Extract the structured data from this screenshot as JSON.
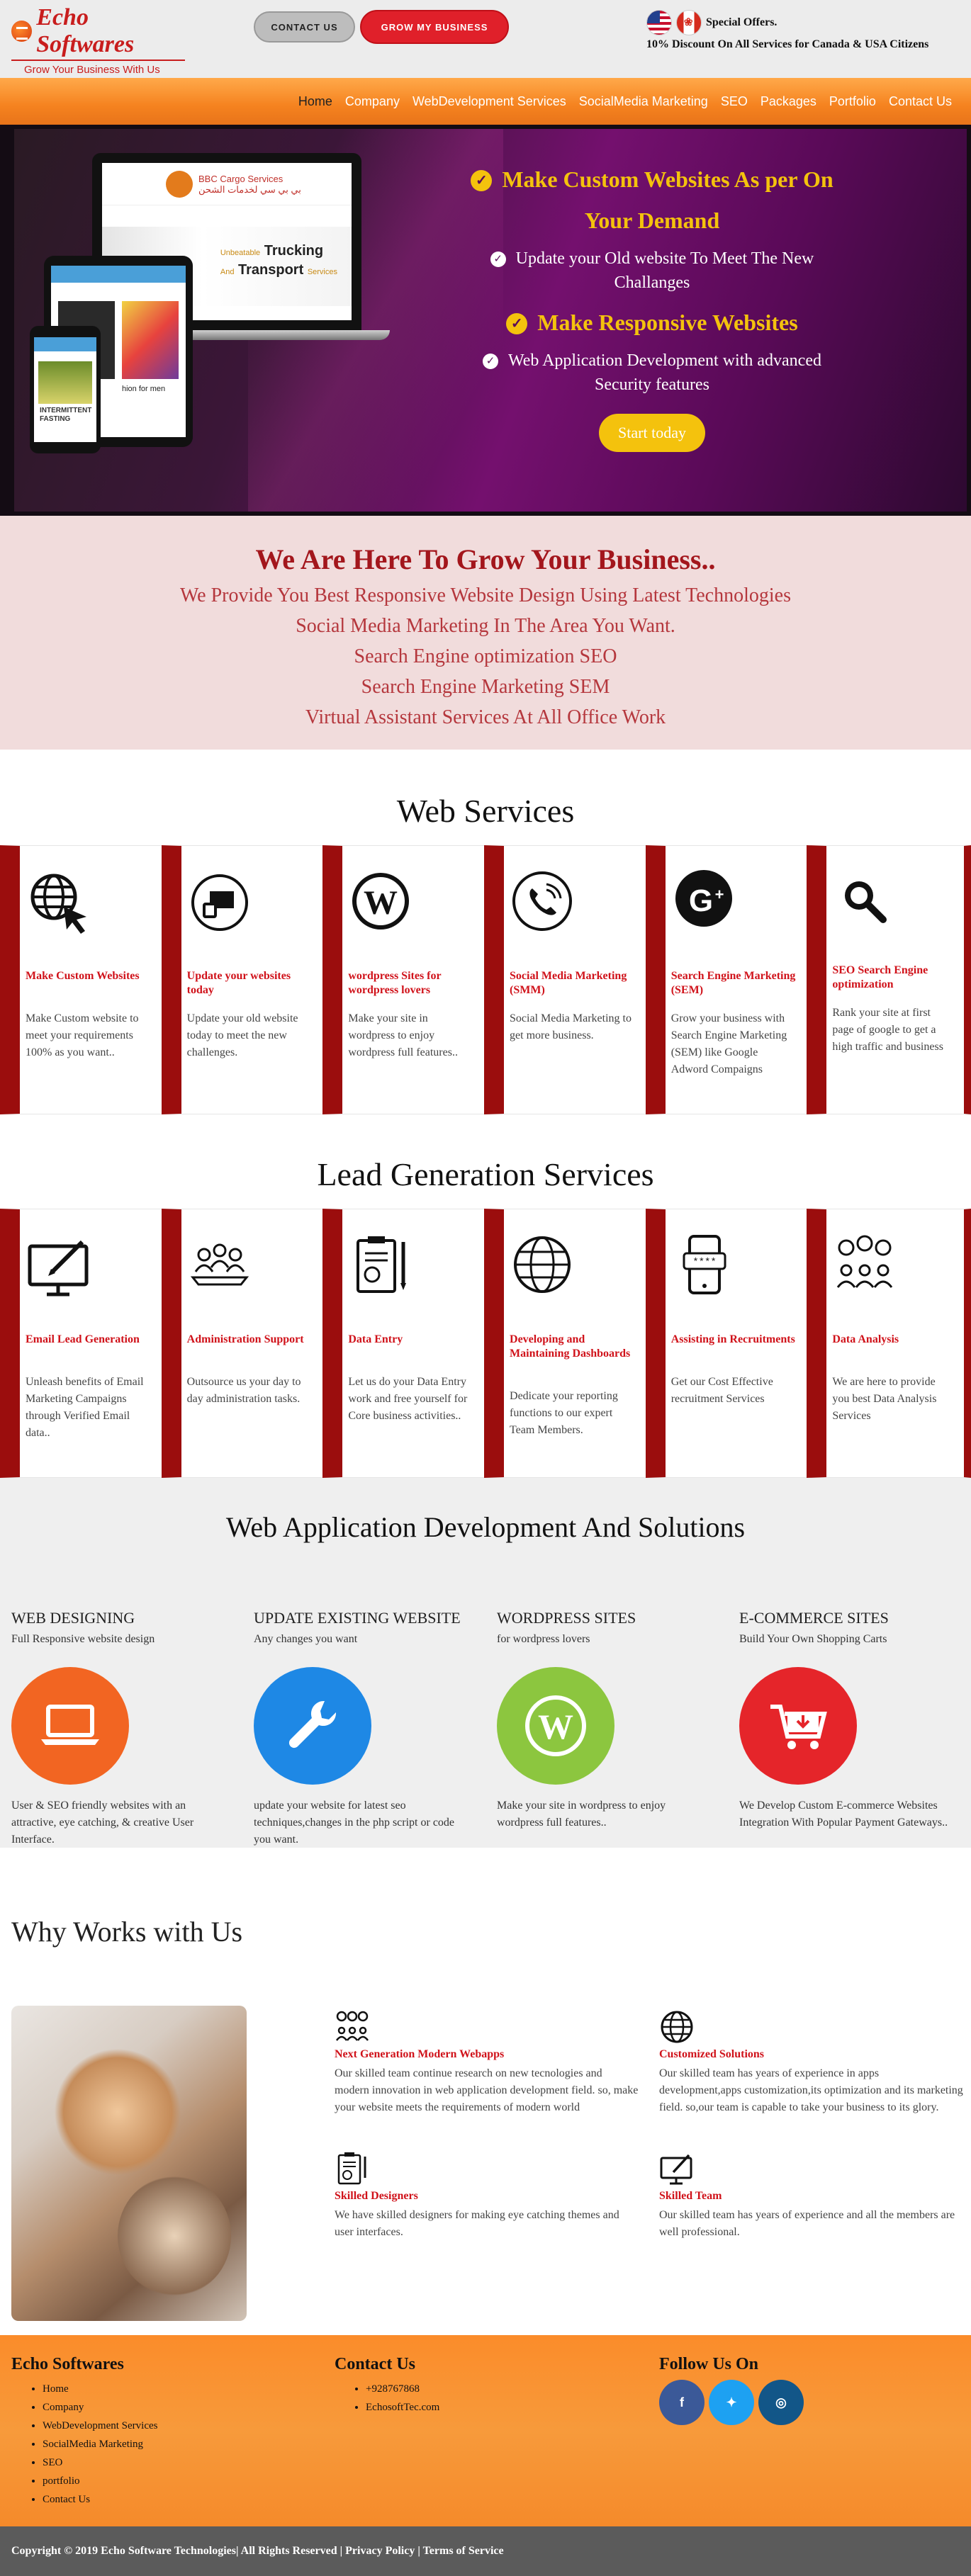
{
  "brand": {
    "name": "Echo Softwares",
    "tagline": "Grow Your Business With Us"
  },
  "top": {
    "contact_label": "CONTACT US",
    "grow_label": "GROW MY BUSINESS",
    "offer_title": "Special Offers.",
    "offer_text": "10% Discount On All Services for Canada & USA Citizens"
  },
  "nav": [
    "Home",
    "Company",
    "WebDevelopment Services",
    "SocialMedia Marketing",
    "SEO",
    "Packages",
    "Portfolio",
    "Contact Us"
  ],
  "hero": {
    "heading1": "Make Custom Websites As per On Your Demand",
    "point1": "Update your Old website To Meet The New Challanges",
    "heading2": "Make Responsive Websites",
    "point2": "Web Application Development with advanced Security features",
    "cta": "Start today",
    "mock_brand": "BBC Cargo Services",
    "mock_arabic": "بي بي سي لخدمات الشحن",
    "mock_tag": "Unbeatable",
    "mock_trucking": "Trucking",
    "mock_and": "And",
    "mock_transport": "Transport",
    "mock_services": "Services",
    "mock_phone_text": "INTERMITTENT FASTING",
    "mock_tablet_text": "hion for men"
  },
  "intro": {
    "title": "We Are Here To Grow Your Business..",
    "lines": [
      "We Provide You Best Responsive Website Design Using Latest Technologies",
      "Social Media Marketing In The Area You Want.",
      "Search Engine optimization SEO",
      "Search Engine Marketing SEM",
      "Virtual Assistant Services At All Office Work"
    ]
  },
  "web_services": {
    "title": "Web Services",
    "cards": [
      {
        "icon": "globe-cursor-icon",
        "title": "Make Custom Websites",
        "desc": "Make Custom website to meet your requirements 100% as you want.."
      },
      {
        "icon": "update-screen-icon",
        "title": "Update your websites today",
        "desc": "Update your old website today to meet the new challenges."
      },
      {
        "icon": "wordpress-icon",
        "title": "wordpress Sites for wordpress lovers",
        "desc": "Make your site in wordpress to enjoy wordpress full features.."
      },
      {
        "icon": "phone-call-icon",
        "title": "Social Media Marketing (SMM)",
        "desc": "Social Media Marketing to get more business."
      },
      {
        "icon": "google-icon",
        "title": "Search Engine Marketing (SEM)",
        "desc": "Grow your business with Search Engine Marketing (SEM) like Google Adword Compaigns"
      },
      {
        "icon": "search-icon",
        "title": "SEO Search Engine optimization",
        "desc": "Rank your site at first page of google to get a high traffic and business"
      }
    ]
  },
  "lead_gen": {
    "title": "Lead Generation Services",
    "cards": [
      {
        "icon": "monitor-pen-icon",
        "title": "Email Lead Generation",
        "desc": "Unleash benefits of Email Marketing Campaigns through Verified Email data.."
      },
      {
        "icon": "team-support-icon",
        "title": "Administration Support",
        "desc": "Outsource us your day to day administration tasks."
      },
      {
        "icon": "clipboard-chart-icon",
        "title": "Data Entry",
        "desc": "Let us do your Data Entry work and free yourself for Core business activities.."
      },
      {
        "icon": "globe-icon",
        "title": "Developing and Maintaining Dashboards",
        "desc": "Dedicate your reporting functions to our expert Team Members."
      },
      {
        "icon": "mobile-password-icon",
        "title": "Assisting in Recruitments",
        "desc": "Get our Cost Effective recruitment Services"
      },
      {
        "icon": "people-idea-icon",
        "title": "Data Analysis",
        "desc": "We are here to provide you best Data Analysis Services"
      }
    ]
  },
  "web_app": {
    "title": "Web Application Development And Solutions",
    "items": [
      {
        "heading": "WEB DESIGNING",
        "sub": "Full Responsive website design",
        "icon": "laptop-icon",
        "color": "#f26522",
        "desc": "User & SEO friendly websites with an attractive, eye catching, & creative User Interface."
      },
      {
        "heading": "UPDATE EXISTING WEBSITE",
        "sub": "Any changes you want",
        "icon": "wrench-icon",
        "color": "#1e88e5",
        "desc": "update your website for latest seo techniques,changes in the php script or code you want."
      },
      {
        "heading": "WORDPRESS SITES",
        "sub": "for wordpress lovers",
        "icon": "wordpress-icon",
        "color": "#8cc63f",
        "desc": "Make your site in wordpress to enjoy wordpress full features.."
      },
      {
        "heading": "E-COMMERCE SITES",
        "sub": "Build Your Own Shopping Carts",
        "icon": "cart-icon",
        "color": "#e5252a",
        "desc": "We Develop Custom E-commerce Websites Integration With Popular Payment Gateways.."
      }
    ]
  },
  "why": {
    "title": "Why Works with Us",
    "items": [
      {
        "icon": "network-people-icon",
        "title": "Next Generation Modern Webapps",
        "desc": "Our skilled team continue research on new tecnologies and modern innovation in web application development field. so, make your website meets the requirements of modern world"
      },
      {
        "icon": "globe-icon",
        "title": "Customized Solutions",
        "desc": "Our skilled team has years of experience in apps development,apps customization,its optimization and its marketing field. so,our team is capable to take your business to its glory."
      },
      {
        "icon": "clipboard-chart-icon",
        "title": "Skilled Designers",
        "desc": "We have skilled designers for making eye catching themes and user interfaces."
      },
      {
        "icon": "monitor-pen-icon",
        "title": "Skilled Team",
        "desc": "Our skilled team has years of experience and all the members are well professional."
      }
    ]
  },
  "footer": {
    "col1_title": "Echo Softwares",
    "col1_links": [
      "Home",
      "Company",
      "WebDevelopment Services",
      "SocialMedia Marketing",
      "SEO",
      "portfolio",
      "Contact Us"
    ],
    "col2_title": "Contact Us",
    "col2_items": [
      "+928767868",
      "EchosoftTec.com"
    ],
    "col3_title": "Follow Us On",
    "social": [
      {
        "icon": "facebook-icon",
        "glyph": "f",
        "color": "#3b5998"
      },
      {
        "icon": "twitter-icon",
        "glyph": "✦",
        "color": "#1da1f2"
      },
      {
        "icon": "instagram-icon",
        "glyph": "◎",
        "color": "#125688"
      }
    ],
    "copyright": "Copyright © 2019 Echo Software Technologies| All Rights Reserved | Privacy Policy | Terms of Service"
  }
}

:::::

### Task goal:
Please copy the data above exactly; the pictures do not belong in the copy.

### Response:
Extract the structured data from this screenshot as JSON.
{
  "brand": {
    "name": "Echo Softwares",
    "tagline": "Grow Your Business With Us"
  },
  "top": {
    "contact_label": "CONTACT US",
    "grow_label": "GROW MY BUSINESS",
    "offer_title": "Special Offers.",
    "offer_text": "10% Discount On All Services for Canada & USA Citizens"
  },
  "nav": [
    "Home",
    "Company",
    "WebDevelopment Services",
    "SocialMedia Marketing",
    "SEO",
    "Packages",
    "Portfolio",
    "Contact Us"
  ],
  "hero": {
    "heading1": "Make Custom Websites As per On Your Demand",
    "point1": "Update your Old website To Meet The New Challanges",
    "heading2": "Make Responsive Websites",
    "point2": "Web Application Development with advanced Security features",
    "cta": "Start today",
    "mock_brand": "BBC Cargo Services",
    "mock_arabic": "بي بي سي لخدمات الشحن",
    "mock_tag": "Unbeatable",
    "mock_trucking": "Trucking",
    "mock_and": "And",
    "mock_transport": "Transport",
    "mock_services": "Services",
    "mock_phone_text": "INTERMITTENT FASTING",
    "mock_tablet_text": "hion for men"
  },
  "intro": {
    "title": "We Are Here To Grow Your Business..",
    "lines": [
      "We Provide You Best Responsive Website Design Using Latest Technologies",
      "Social Media Marketing In The Area You Want.",
      "Search Engine optimization SEO",
      "Search Engine Marketing SEM",
      "Virtual Assistant Services At All Office Work"
    ]
  },
  "web_services": {
    "title": "Web Services",
    "cards": [
      {
        "icon": "globe-cursor-icon",
        "title": "Make Custom Websites",
        "desc": "Make Custom website to meet your requirements 100% as you want.."
      },
      {
        "icon": "update-screen-icon",
        "title": "Update your websites today",
        "desc": "Update your old website today to meet the new challenges."
      },
      {
        "icon": "wordpress-icon",
        "title": "wordpress Sites for wordpress lovers",
        "desc": "Make your site in wordpress to enjoy wordpress full features.."
      },
      {
        "icon": "phone-call-icon",
        "title": "Social Media Marketing (SMM)",
        "desc": "Social Media Marketing to get more business."
      },
      {
        "icon": "google-icon",
        "title": "Search Engine Marketing (SEM)",
        "desc": "Grow your business with Search Engine Marketing (SEM) like Google Adword Compaigns"
      },
      {
        "icon": "search-icon",
        "title": "SEO Search Engine optimization",
        "desc": "Rank your site at first page of google to get a high traffic and business"
      }
    ]
  },
  "lead_gen": {
    "title": "Lead Generation Services",
    "cards": [
      {
        "icon": "monitor-pen-icon",
        "title": "Email Lead Generation",
        "desc": "Unleash benefits of Email Marketing Campaigns through Verified Email data.."
      },
      {
        "icon": "team-support-icon",
        "title": "Administration Support",
        "desc": "Outsource us your day to day administration tasks."
      },
      {
        "icon": "clipboard-chart-icon",
        "title": "Data Entry",
        "desc": "Let us do your Data Entry work and free yourself for Core business activities.."
      },
      {
        "icon": "globe-icon",
        "title": "Developing and Maintaining Dashboards",
        "desc": "Dedicate your reporting functions to our expert Team Members."
      },
      {
        "icon": "mobile-password-icon",
        "title": "Assisting in Recruitments",
        "desc": "Get our Cost Effective recruitment Services"
      },
      {
        "icon": "people-idea-icon",
        "title": "Data Analysis",
        "desc": "We are here to provide you best Data Analysis Services"
      }
    ]
  },
  "web_app": {
    "title": "Web Application Development And Solutions",
    "items": [
      {
        "heading": "WEB DESIGNING",
        "sub": "Full Responsive website design",
        "icon": "laptop-icon",
        "color": "#f26522",
        "desc": "User & SEO friendly websites with an attractive, eye catching, & creative User Interface."
      },
      {
        "heading": "UPDATE EXISTING WEBSITE",
        "sub": "Any changes you want",
        "icon": "wrench-icon",
        "color": "#1e88e5",
        "desc": "update your website for latest seo techniques,changes in the php script or code you want."
      },
      {
        "heading": "WORDPRESS SITES",
        "sub": "for wordpress lovers",
        "icon": "wordpress-icon",
        "color": "#8cc63f",
        "desc": "Make your site in wordpress to enjoy wordpress full features.."
      },
      {
        "heading": "E-COMMERCE SITES",
        "sub": "Build Your Own Shopping Carts",
        "icon": "cart-icon",
        "color": "#e5252a",
        "desc": "We Develop Custom E-commerce Websites Integration With Popular Payment Gateways.."
      }
    ]
  },
  "why": {
    "title": "Why Works with Us",
    "items": [
      {
        "icon": "network-people-icon",
        "title": "Next Generation Modern Webapps",
        "desc": "Our skilled team continue research on new tecnologies and modern innovation in web application development field. so, make your website meets the requirements of modern world"
      },
      {
        "icon": "globe-icon",
        "title": "Customized Solutions",
        "desc": "Our skilled team has years of experience in apps development,apps customization,its optimization and its marketing field. so,our team is capable to take your business to its glory."
      },
      {
        "icon": "clipboard-chart-icon",
        "title": "Skilled Designers",
        "desc": "We have skilled designers for making eye catching themes and user interfaces."
      },
      {
        "icon": "monitor-pen-icon",
        "title": "Skilled Team",
        "desc": "Our skilled team has years of experience and all the members are well professional."
      }
    ]
  },
  "footer": {
    "col1_title": "Echo Softwares",
    "col1_links": [
      "Home",
      "Company",
      "WebDevelopment Services",
      "SocialMedia Marketing",
      "SEO",
      "portfolio",
      "Contact Us"
    ],
    "col2_title": "Contact Us",
    "col2_items": [
      "+928767868",
      "EchosoftTec.com"
    ],
    "col3_title": "Follow Us On",
    "social": [
      {
        "icon": "facebook-icon",
        "glyph": "f",
        "color": "#3b5998"
      },
      {
        "icon": "twitter-icon",
        "glyph": "✦",
        "color": "#1da1f2"
      },
      {
        "icon": "instagram-icon",
        "glyph": "◎",
        "color": "#125688"
      }
    ],
    "copyright": "Copyright © 2019 Echo Software Technologies| All Rights Reserved | Privacy Policy | Terms of Service"
  }
}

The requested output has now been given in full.